With the accomplishment of one goal, the dreams that were set therein forming that accomplishment are now set free to float and flutter abound. When they come down, as if sprinkling into your consciousness in the form of good feelings, they often crystallize together to form other goals. And although it’s too ripe to see inside these sprinkles, a few grains of these seemed to have formed into one that reads “50 States.” I have run a marathon in 14 different states.

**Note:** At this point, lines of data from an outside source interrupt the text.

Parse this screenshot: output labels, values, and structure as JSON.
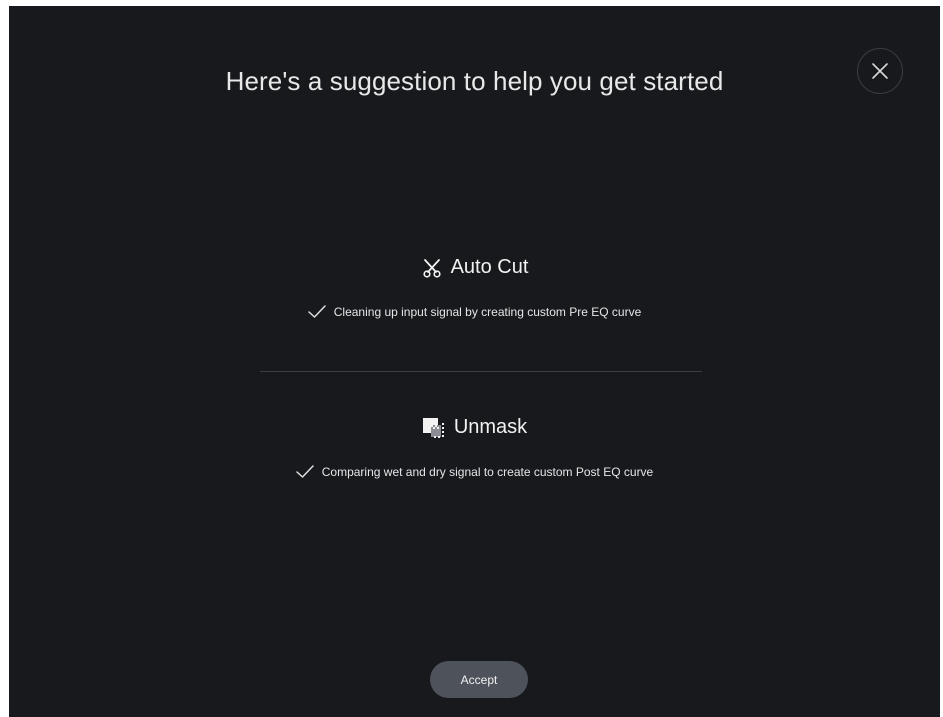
{
  "title": "Here's a suggestion to help you get started",
  "close_icon": "close-icon",
  "suggestions": [
    {
      "icon": "scissors-icon",
      "title": "Auto Cut",
      "check_icon": "check-icon",
      "detail": "Cleaning up input signal by creating custom Pre EQ curve"
    },
    {
      "icon": "unmask-icon",
      "title": "Unmask",
      "check_icon": "check-icon",
      "detail": "Comparing wet and dry signal to create custom Post EQ curve"
    }
  ],
  "accept_label": "Accept",
  "colors": {
    "dialog_background": "#17191d",
    "button_background": "#4e535b",
    "divider": "#3a3d43"
  }
}
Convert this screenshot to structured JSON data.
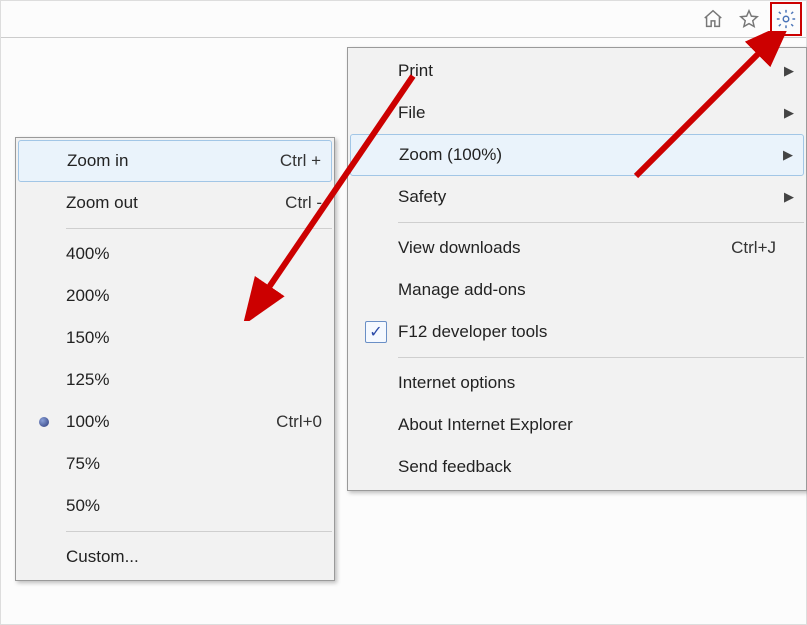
{
  "toolbar": {
    "home_icon": "home-icon",
    "favorites_icon": "star-icon",
    "tools_icon": "gear-icon"
  },
  "tools_menu": {
    "print": "Print",
    "file": "File",
    "zoom": "Zoom (100%)",
    "safety": "Safety",
    "view_downloads": "View downloads",
    "view_downloads_shortcut": "Ctrl+J",
    "manage_addons": "Manage add-ons",
    "f12": "F12 developer tools",
    "internet_options": "Internet options",
    "about": "About Internet Explorer",
    "send_feedback": "Send feedback"
  },
  "zoom_menu": {
    "zoom_in": "Zoom in",
    "zoom_in_shortcut": "Ctrl +",
    "zoom_out": "Zoom out",
    "zoom_out_shortcut": "Ctrl -",
    "levels": {
      "l400": "400%",
      "l200": "200%",
      "l150": "150%",
      "l125": "125%",
      "l100": "100%",
      "l100_shortcut": "Ctrl+0",
      "l75": "75%",
      "l50": "50%"
    },
    "custom": "Custom..."
  },
  "annotations": {
    "highlight_color": "#c00"
  }
}
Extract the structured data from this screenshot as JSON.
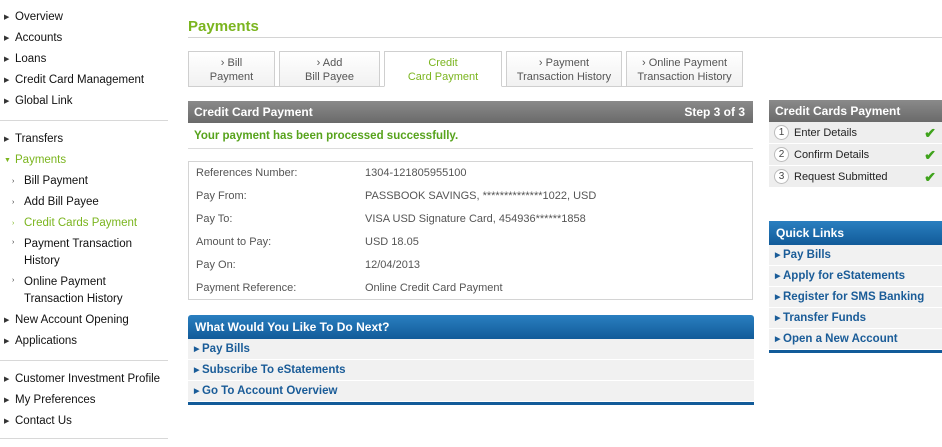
{
  "sidebar": {
    "group1": [
      "Overview",
      "Accounts",
      "Loans",
      "Credit Card Management",
      "Global Link"
    ],
    "transfers": "Transfers",
    "payments": "Payments",
    "payment_sub": [
      {
        "label": "Bill Payment"
      },
      {
        "label": "Add Bill Payee"
      },
      {
        "label": "Credit Cards Payment"
      },
      {
        "label": "Payment Transaction History"
      },
      {
        "label": "Online Payment Transaction History"
      }
    ],
    "new_account": "New Account Opening",
    "applications": "Applications",
    "group3": [
      "Customer Investment Profile",
      "My Preferences",
      "Contact Us"
    ]
  },
  "page": {
    "title": "Payments"
  },
  "tabs": [
    {
      "prefix": "› ",
      "line1": "Bill",
      "line2": "Payment"
    },
    {
      "prefix": "› ",
      "line1": "Add",
      "line2": "Bill Payee"
    },
    {
      "prefix": "",
      "line1": "Credit",
      "line2": "Card Payment"
    },
    {
      "prefix": "› ",
      "line1": "Payment",
      "line2": "Transaction History"
    },
    {
      "prefix": "› ",
      "line1": "Online Payment",
      "line2": "Transaction History"
    }
  ],
  "section": {
    "title": "Credit Card Payment",
    "step": "Step 3 of 3",
    "success": "Your payment has been processed successfully."
  },
  "details": [
    {
      "label": "References Number:",
      "value": "1304-121805955100"
    },
    {
      "label": "Pay From:",
      "value": "PASSBOOK SAVINGS, **************1022, USD"
    },
    {
      "label": "Pay To:",
      "value": "VISA USD Signature Card, 454936******1858"
    },
    {
      "label": "Amount to Pay:",
      "value": "USD 18.05"
    },
    {
      "label": "Pay On:",
      "value": "12/04/2013"
    },
    {
      "label": "Payment Reference:",
      "value": "Online Credit Card Payment"
    }
  ],
  "next": {
    "title": "What Would You Like To Do Next?",
    "links": [
      "Pay Bills",
      "Subscribe To eStatements",
      "Go To Account Overview"
    ]
  },
  "steps_panel": {
    "title": "Credit Cards Payment",
    "steps": [
      {
        "num": "1",
        "label": "Enter Details"
      },
      {
        "num": "2",
        "label": "Confirm Details"
      },
      {
        "num": "3",
        "label": "Request Submitted"
      }
    ]
  },
  "quick_links": {
    "title": "Quick Links",
    "links": [
      "Pay Bills",
      "Apply for eStatements",
      "Register for SMS Banking",
      "Transfer Funds",
      "Open a New Account"
    ]
  },
  "colors": {
    "accent_green": "#7bb51f",
    "link_blue": "#1a5c98",
    "header_blue": "#125b99",
    "header_gray": "#6a6a6a"
  }
}
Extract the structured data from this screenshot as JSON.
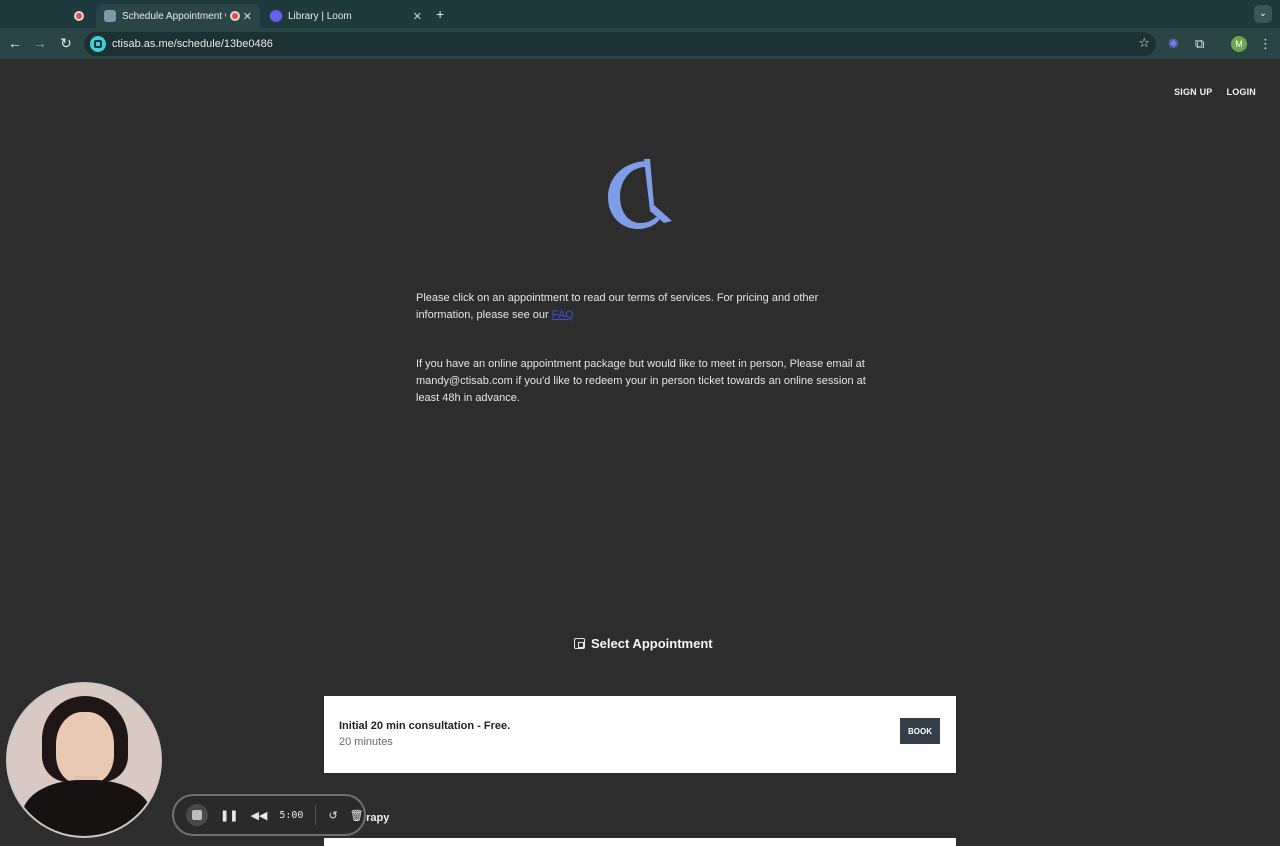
{
  "browser": {
    "tabs": [
      {
        "title": "Schedule Appointment w",
        "active": true
      },
      {
        "title": "Library | Loom",
        "active": false
      }
    ],
    "url": "ctisab.as.me/schedule/13be0486",
    "profile_initial": "M"
  },
  "page": {
    "nav": {
      "signup": "SIGN UP",
      "login": "LOGIN"
    },
    "intro_text": "Please click on an appointment to read our terms of services. For pricing and other information, please see our ",
    "faq_link": "FAQ",
    "intro2_text": "If you have an online appointment package but would like to meet in person, Please email at mandy@ctisab.com if you'd like to redeem your in person ticket towards an online session at least 48h in advance.",
    "select_title": "Select Appointment",
    "appointments": [
      {
        "name": "Initial 20 min consultation - Free.",
        "duration": "20 minutes",
        "button": "BOOK"
      }
    ],
    "next_section_partial": "erapy"
  },
  "recorder": {
    "timer": "5:00"
  },
  "colors": {
    "page_bg": "#2d2d2d",
    "logo": "#7f9de6",
    "link": "#3a53d6",
    "button": "#333e48"
  }
}
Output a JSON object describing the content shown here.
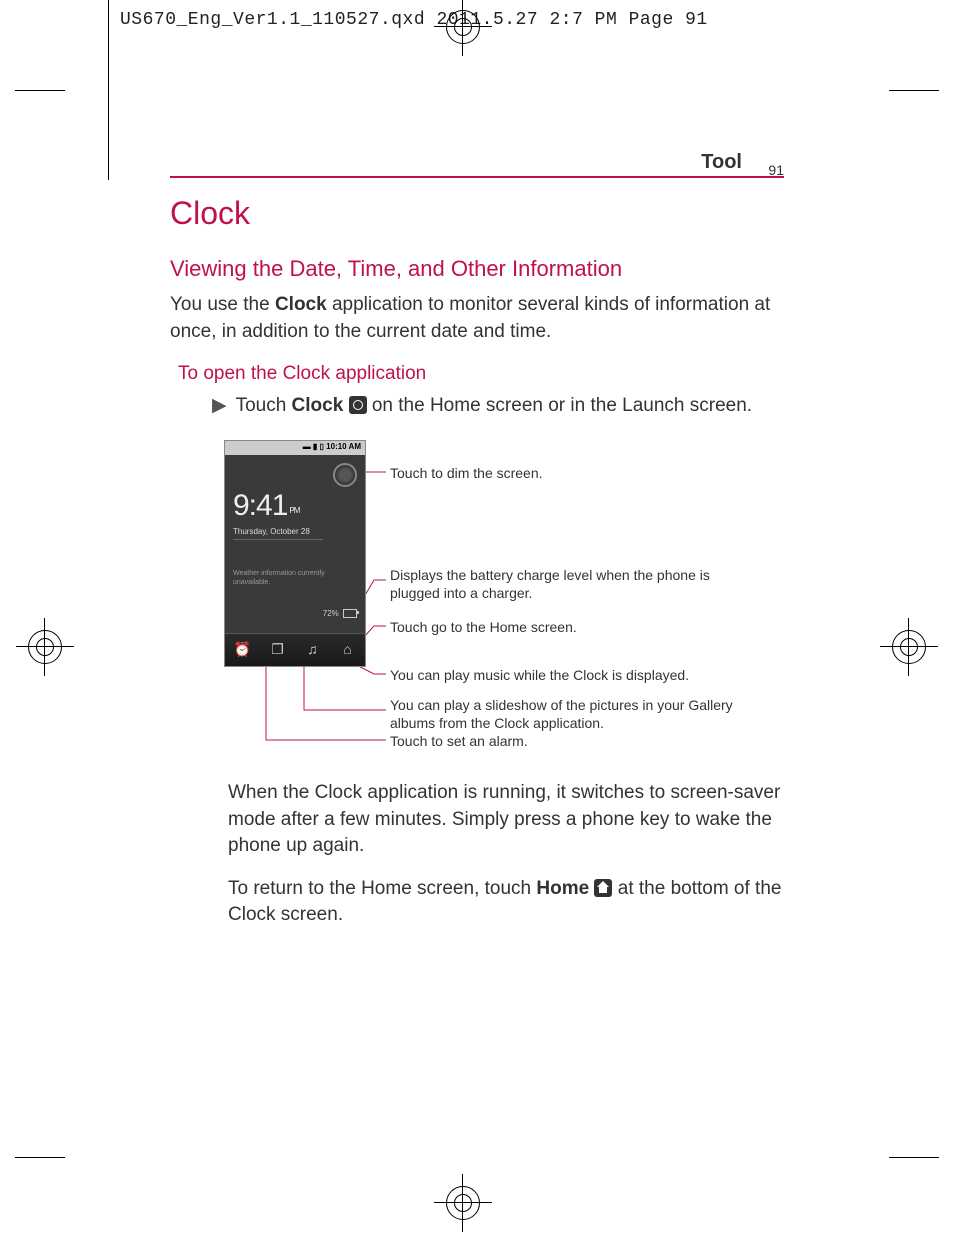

Perhaps I have 36 remaining…
1 – 7:14 – Crisp, clear 35 degree morning.
2 – 7:20 – Settling into comfortable pace with conversation.
3 – 7:15 – Trying to ignore there’s *only* 25 people ahead of me.
4 – 7:24 – Ignoring there’s now fewer runners ahead of me.
5 – 6:45 – The lure of open space was too much. I pick up pace.
6 – 6:30 – Trying to catch pack ahead so that I could run with somebody.
7 – 7:49 – Oops… Bathroom Break
8 – 6:25 – Back on the horse in no-man’s land trying to catch pack.
9 – 6:55 – Caught pack but see another ahead.
10 – 6:52 – Trying to catch next pack a quarter mile ahead.
11 – 6:49 – Still trying to catch pack.
12 – 6:48 – Wow. My legs are shot. Still have too much to go.
13 – 6:47 – Starting to pick off several pack runners who are now fading.
13.1 – 1:31:45
14 – 6:46 – Still trying to catch pack.
15 – 6:49 – Finally caught pack.
16 – 7:04 – Sitting in with pack to rest. I’m tired.
17 – 7:02 – So much for the pack – it disintegrates quickly.
18 – 6:48 – I pull away. Running all by myself. Nobody in sight ahead.
19 – 6:59 – Hills are getting to me. Stride a quarter inch going up them.
20 – 6:48 – But still feeling fluid enough on downs, still nobody ahead.
21 – 7:02 – More up hills. Spot two runners and pass.
22 – 6:56 – Open road. Few people around. Wondering about my overall place.
23 – 7:14 – Monster hill. And I mean monster. Pass one guy.
24 – 6:58 – Legs fried but holding on. See guy in white waaay up ahead.
25 – 7:05 – Holding on for dear life as I near guy in white.
26 – 7:04 – Finally catch and pass guy in white. Glance back to make sure he stays there.
26.2 – 1:22 (6:50) – Wow. I held on!